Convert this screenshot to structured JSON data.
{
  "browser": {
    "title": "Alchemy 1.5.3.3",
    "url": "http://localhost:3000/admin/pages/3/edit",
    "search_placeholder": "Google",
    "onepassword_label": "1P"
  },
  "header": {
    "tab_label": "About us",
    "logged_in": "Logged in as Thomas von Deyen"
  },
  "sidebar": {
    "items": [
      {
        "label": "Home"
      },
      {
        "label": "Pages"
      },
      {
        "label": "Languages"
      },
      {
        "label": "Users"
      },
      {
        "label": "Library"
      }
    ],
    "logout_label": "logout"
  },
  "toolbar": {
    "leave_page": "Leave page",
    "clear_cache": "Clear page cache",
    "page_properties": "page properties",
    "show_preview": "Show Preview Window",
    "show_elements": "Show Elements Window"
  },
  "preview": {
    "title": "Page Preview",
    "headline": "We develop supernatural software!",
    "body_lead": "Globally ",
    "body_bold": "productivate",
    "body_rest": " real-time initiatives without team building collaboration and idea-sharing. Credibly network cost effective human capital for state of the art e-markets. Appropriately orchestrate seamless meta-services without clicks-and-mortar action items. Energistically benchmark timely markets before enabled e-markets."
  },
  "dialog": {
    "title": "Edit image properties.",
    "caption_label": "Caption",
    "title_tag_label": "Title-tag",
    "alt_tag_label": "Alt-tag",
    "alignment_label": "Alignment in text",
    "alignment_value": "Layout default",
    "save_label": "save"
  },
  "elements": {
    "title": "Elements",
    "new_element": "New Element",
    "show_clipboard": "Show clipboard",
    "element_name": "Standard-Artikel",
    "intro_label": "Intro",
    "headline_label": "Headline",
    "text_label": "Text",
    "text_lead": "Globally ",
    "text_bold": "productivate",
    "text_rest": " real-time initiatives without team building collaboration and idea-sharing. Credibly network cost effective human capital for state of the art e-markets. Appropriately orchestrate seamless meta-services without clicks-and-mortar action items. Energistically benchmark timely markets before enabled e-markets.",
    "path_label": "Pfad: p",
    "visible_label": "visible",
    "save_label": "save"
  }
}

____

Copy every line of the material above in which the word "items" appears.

#### YOUR RESPONSE
    "items": [
    "body_rest": " real-time initiatives without team building collaboration and idea-sharing. Credibly network cost effective human capital for state of the art e-markets. Appropriately orchestrate seamless meta-services without clicks-and-mortar action items. Energistically benchmark timely markets before enabled e-markets."
    "text_rest": " real-time initiatives without team building collaboration and idea-sharing. Credibly network cost effective human capital for state of the art e-markets. Appropriately orchestrate seamless meta-services without clicks-and-mortar action items. Energistically benchmark timely markets before enabled e-markets.",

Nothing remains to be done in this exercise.